The Anago, a seawater eel was also slightly from the other eels or unagis that I have eaten thus far; the former had a nice bite to it without the flakiness of the latter. What was interesting is that all the seafood is imported fresh from the different fish markets in Japan, and there was a heavy emphasis on seasonality. This, together with the masterful curing techniques, produced a unique blend of freshness and cure, and an unfamiliar take on Japanese cuisine.

The Negitoro Handroll next was one of the best dishes of the night. Chunks of marinated tuna were wrapped in a perfectly crisp nori – somewhat like a Japanese take on salsa, and the contrast in textures as you place it in your mouth was exceptional. The variations in the cut of tuna being used made perfect sense as the leaner cuts took on the flavor of the shoyu perfectly, but the fatter parts imparted a slick mouthfeel. The end result? An intensely savoury take on a handroll, and a lingering aftertaste of the ocean thanks to the microglobules of tuna fat still coating the back of your throat.
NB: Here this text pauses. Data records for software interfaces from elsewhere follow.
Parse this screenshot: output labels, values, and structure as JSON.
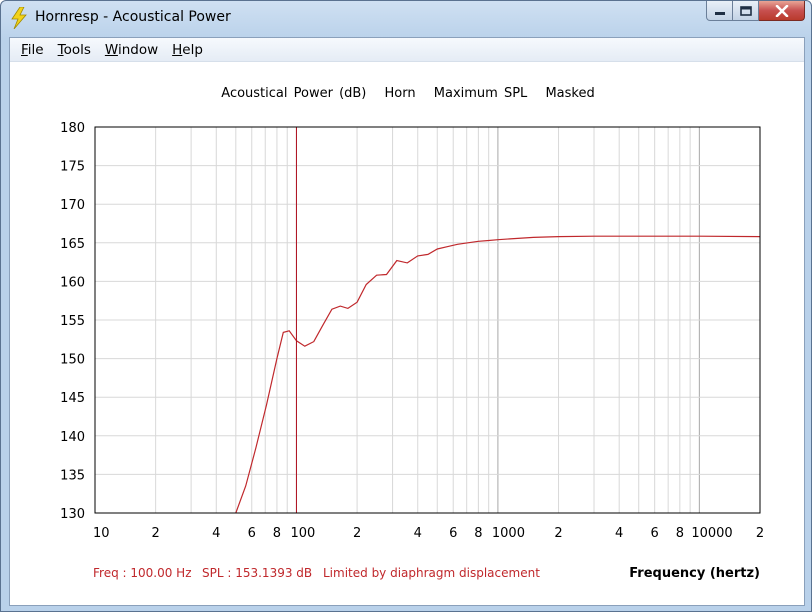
{
  "window": {
    "title": "Hornresp - Acoustical Power",
    "icon": "lightning-bolt-icon"
  },
  "menu": [
    {
      "label_first": "F",
      "label_rest": "ile"
    },
    {
      "label_first": "T",
      "label_rest": "ools"
    },
    {
      "label_first": "W",
      "label_rest": "indow"
    },
    {
      "label_first": "H",
      "label_rest": "elp"
    }
  ],
  "chart_title": {
    "part1": "Acoustical Power (dB)",
    "part2": "Horn",
    "part3": "Maximum SPL",
    "part4": "Masked"
  },
  "status": {
    "freq": "Freq : 100.00 Hz",
    "spl": "SPL : 153.1393 dB",
    "note": "Limited by diaphragm displacement"
  },
  "colors": {
    "curve": "#c0282c",
    "cursor": "#b01020",
    "grid": "#d8d8d8",
    "grid_decade": "#a8a8a8"
  },
  "chart_data": {
    "type": "line",
    "xlabel": "Frequency (hertz)",
    "ylabel": "",
    "xscale": "log",
    "xlim": [
      10,
      20000
    ],
    "ylim": [
      130,
      180
    ],
    "yticks": [
      "180",
      "175",
      "170",
      "165",
      "160",
      "155",
      "150",
      "145",
      "140",
      "135",
      "130"
    ],
    "xticks": [
      {
        "v": 10,
        "label": "10"
      },
      {
        "v": 20,
        "label": "2"
      },
      {
        "v": 40,
        "label": "4"
      },
      {
        "v": 60,
        "label": "6"
      },
      {
        "v": 80,
        "label": "8"
      },
      {
        "v": 100,
        "label": "100"
      },
      {
        "v": 200,
        "label": "2"
      },
      {
        "v": 400,
        "label": "4"
      },
      {
        "v": 600,
        "label": "6"
      },
      {
        "v": 800,
        "label": "8"
      },
      {
        "v": 1000,
        "label": "1000"
      },
      {
        "v": 2000,
        "label": "2"
      },
      {
        "v": 4000,
        "label": "4"
      },
      {
        "v": 6000,
        "label": "6"
      },
      {
        "v": 8000,
        "label": "8"
      },
      {
        "v": 10000,
        "label": "10000"
      },
      {
        "v": 20000,
        "label": "2"
      }
    ],
    "cursor_x": 100,
    "series": [
      {
        "x": [
          50,
          56,
          63,
          71,
          80,
          86,
          92,
          100,
          110,
          122,
          135,
          150,
          165,
          180,
          200,
          222,
          250,
          280,
          315,
          355,
          400,
          450,
          500,
          560,
          630,
          710,
          800,
          900,
          1000,
          1200,
          1500,
          2000,
          3000,
          5000,
          7000,
          10000,
          20000
        ],
        "y": [
          129.5,
          133.5,
          138.5,
          144.0,
          150.0,
          153.4,
          153.6,
          152.3,
          151.6,
          152.2,
          154.3,
          156.4,
          156.8,
          156.5,
          157.3,
          159.6,
          160.8,
          160.9,
          162.7,
          162.4,
          163.3,
          163.5,
          164.2,
          164.5,
          164.8,
          165.0,
          165.2,
          165.3,
          165.4,
          165.55,
          165.7,
          165.8,
          165.85,
          165.85,
          165.85,
          165.85,
          165.8
        ]
      }
    ]
  }
}
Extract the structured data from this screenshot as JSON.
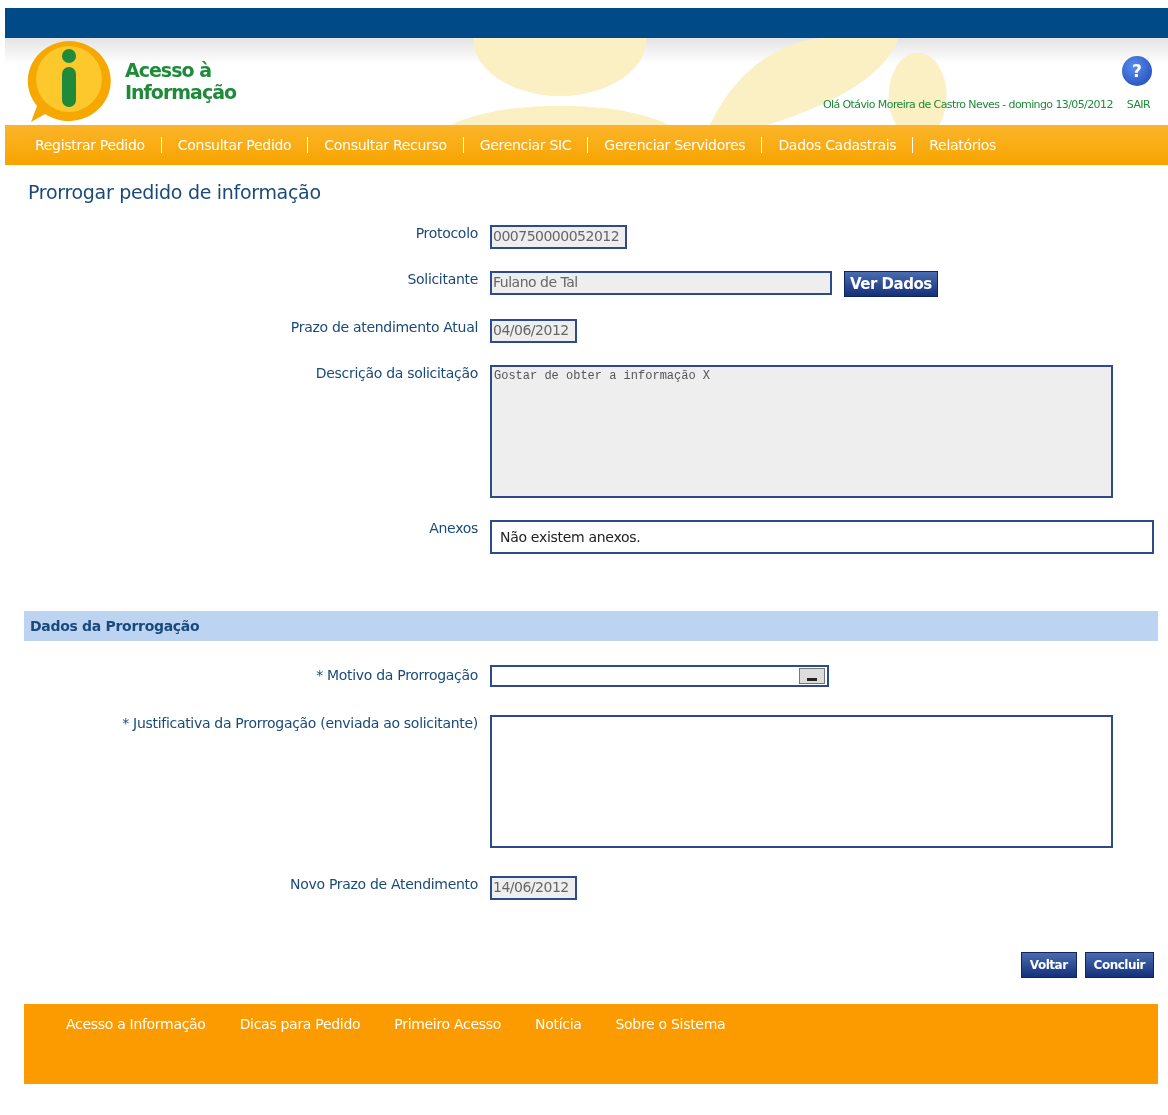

We ended the meal with Kerayaki, a tamago, egg-like dish perfectly soufflé-ed  that will put all chiffon cakes to shame, Miso soup with Aosa, a kind of sea lettuce, and Nashi, seasonal pears with a light and crisp bite.

Overall, the dishes pay great homage to both the quality of the seafood, as well as the well-preserved curing techniques that Sushi Chiharu has honed over the years. It certainly has been an eye-opening experience and has changed my perception to Japanese cuisine, and perhaps serves as a reminder that there are many facets of a cuisine out there for us to explore.

Thank you Sushi Chiharu for the invitation!

Sushi Chiharu Singapore by Tamaya Dining
45A Cuppage Terrace
Singapore 229464

Website

Reservations: 6835 3839

Opening Hours:
Mon to Sat 6pm to 11.30pm
Sun and Public Holiday 6pm to 10.30pm

  • Special Chef Course $200++
  • Omakase Course $140++ (3 appetiser, 2 sashimi, 1 seasonal dish, 10pcs Nigiri sushi, soup, dessert)
  • Nigiri Course $90++
  • A La Carte options available